SEOUL, May 27 (Korea Bizwire) – A South Korean female navy officer was found hanged to death by her colleagues in an apparent suicide Wednesday, and revelations from an investigation into her death that she had been sexually assaulted have come to light, causing a public outcry.
In a memo found in the navy officer’s room, she expressed frustration at the way she was belittled because of her gender on the job by her superior, saying she would be ‘gone’ by the next day.
During the investigation, South Korean Military Police officers found the female navy officer confided in one of her civilian friends about an alleged sexual assault from her immediate superior.
The captain in question has since been arrested. Though he confirmed he had a sexual relationship with the navy officer who took her own life, he is said to have denied any allegations of sexual violence brought against him.
As the public mourns over the death of the female captain, criticism is mounting against both the government and the Republic of Korea Navy, which finds itself yet again in the midst of a sexual assault scandal, over their lack of action.
In a post published on Facebook on Wednesday, Korea Women’s Hot Line wrote, “In 2013, we remember the suicide of another female army officer who refused to have sex with her superior after receiving cruel and unfair treatment.”
“When sexual violence in the armed forces continues to cost the lives of the victims, what is our government doing to stop this?” the organization protested in its online post.
Seo Yeong-gyo, a member of the National Defense Committee, also penned a column in a defiant tone in which she slammed the navy over its disappointing treatment of some of its female officers, many of whom have fallen victim to sexual violence from their seniors.
“Sexual crimes targeting female military officers have more than doubled over the past five years, according to last year’s National Assembly inspection of the government offices.

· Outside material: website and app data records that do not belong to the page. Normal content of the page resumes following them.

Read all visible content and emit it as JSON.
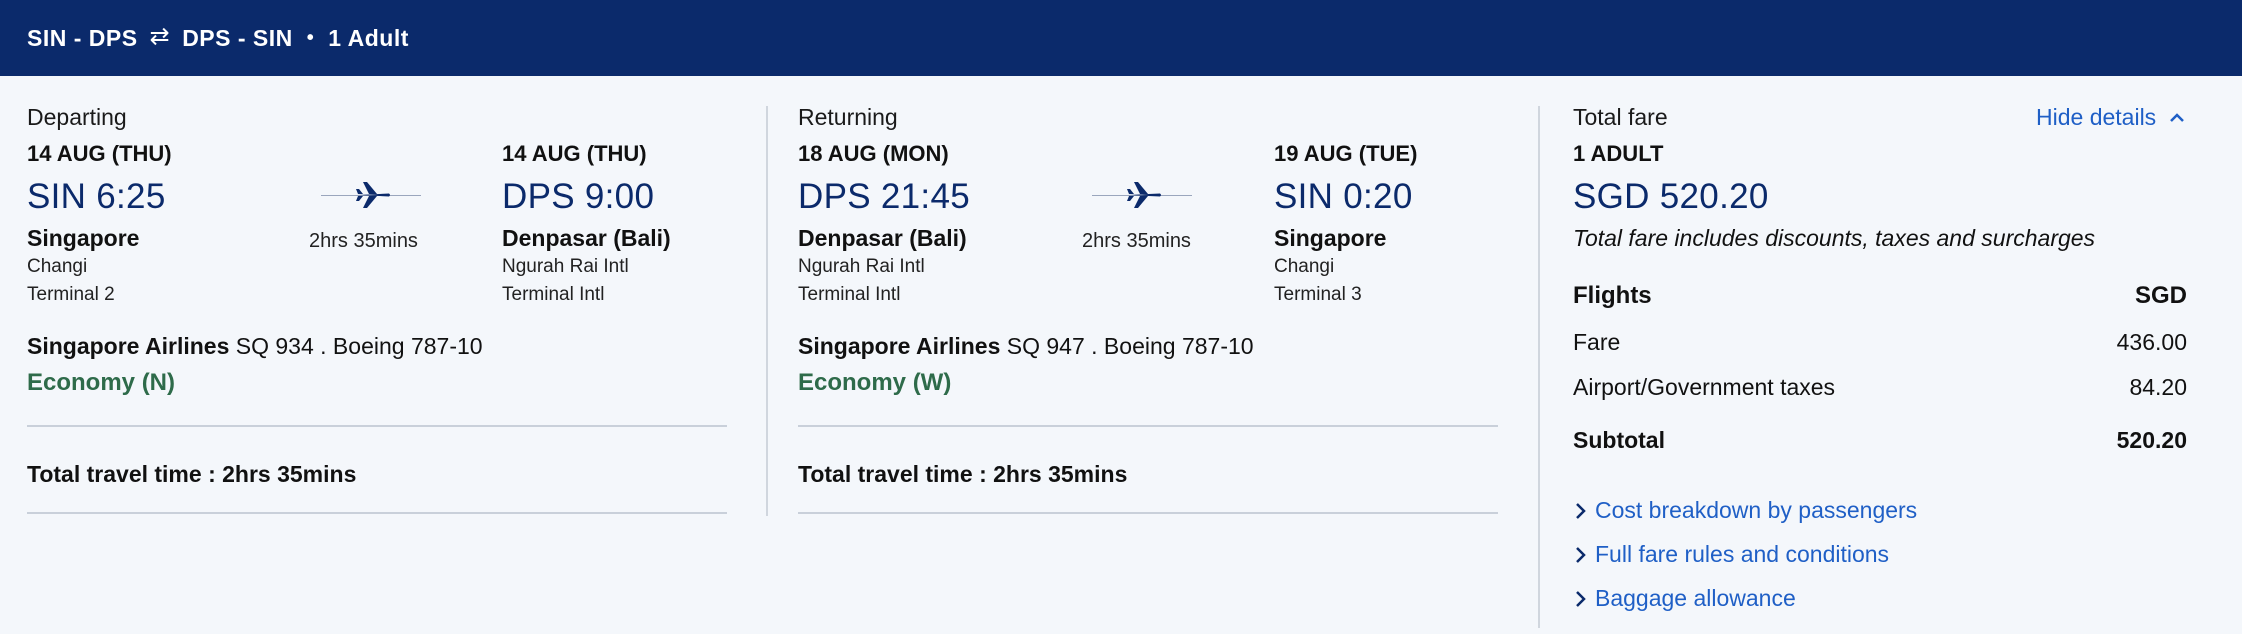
{
  "header": {
    "outbound": "SIN - DPS",
    "swap_icon": "⇄",
    "inbound": "DPS - SIN",
    "separator": "•",
    "passengers": "1 Adult"
  },
  "departing": {
    "section_label": "Departing",
    "dep_date": "14 AUG (THU)",
    "dep_time": "SIN 6:25",
    "dep_city": "Singapore",
    "dep_airport": "Changi",
    "dep_terminal": "Terminal 2",
    "duration": "2hrs 35mins",
    "arr_date": "14 AUG (THU)",
    "arr_time": "DPS 9:00",
    "arr_city": "Denpasar (Bali)",
    "arr_airport": "Ngurah Rai Intl",
    "arr_terminal": "Terminal Intl",
    "airline_name": "Singapore Airlines",
    "flight_info": "SQ 934 . Boeing 787-10",
    "cabin": "Economy (N)",
    "total_time_label": "Total travel time :",
    "total_time_value": "2hrs 35mins"
  },
  "returning": {
    "section_label": "Returning",
    "dep_date": "18 AUG (MON)",
    "dep_time": "DPS 21:45",
    "dep_city": "Denpasar (Bali)",
    "dep_airport": "Ngurah Rai Intl",
    "dep_terminal": "Terminal Intl",
    "duration": "2hrs 35mins",
    "arr_date": "19 AUG (TUE)",
    "arr_time": "SIN 0:20",
    "arr_city": "Singapore",
    "arr_airport": "Changi",
    "arr_terminal": "Terminal 3",
    "airline_name": "Singapore Airlines",
    "flight_info": "SQ 947 . Boeing 787-10",
    "cabin": "Economy (W)",
    "total_time_label": "Total travel time :",
    "total_time_value": "2hrs 35mins"
  },
  "fare": {
    "label": "Total fare",
    "hide_details": "Hide details",
    "pax_label": "1 ADULT",
    "total": "SGD 520.20",
    "note": "Total fare includes discounts, taxes and surcharges",
    "flights_label": "Flights",
    "currency": "SGD",
    "rows": [
      {
        "label": "Fare",
        "value": "436.00"
      },
      {
        "label": "Airport/Government taxes",
        "value": "84.20"
      }
    ],
    "subtotal_label": "Subtotal",
    "subtotal_value": "520.20",
    "links": [
      "Cost breakdown by passengers",
      "Full fare rules and conditions",
      "Baggage allowance"
    ]
  },
  "colors": {
    "header_bg": "#0b2a6b",
    "time_text": "#0b2a6b",
    "cabin_text": "#2e6b4a",
    "link_text": "#1f5fc6",
    "page_bg": "#f4f7fb"
  },
  "icons": {
    "plane": "airplane-icon",
    "chevron_up": "chevron-up-icon",
    "chevron_right": "chevron-right-icon"
  }
}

Last August, a human rights report also emerged indicating that even a sexual assault counselor was harassed by their senior, all of which goes to show the problem of sexual violence in the armed forces shows no sign of stopping soon,” Seo wrote.
According to statistics provided by politician Hong Il-pyo, just 3 out of 83 cases of sexual crimes against female military officials led to a sentence of imprisonment from 2010 to June of 2014.
Shocking findings from the survey conducted by the Center for Military Human Rights in Korea in 2014 showed that nearly one in five currently serving female military officers has experienced sexual harassment, while 83 percent of the victims said they keep the abuse to themselves in fear of unfair treatment and low expectations.
Previously, the Republic of Korea Navy introduced the ‘Hweshik Guardian’ policy, where one person is appointed to look after their colleagues during group dinners, widely known as ‘hweshik’, in response to growing concerns over sexual violence in the armed forces.
According to reports however, the South Chungcheong-based naval branch at the heart of the sexual assault scandal was negligent in implementing the said policy.
As newly-elected South Korean President Moon Jae-in taps the very first Minister of Patriots and Veterans Affairs, Pee Woo-jin, her story as a former lieutenant of sending her envoy in uniform at the request of an army commander for a female solider in ‘pretty clothes’ nearly 30 years ago serves as a reminder of how deeply entrenched sexism is in the South Korean military.
Hyunsu Yim (firstname.lastname@example.org)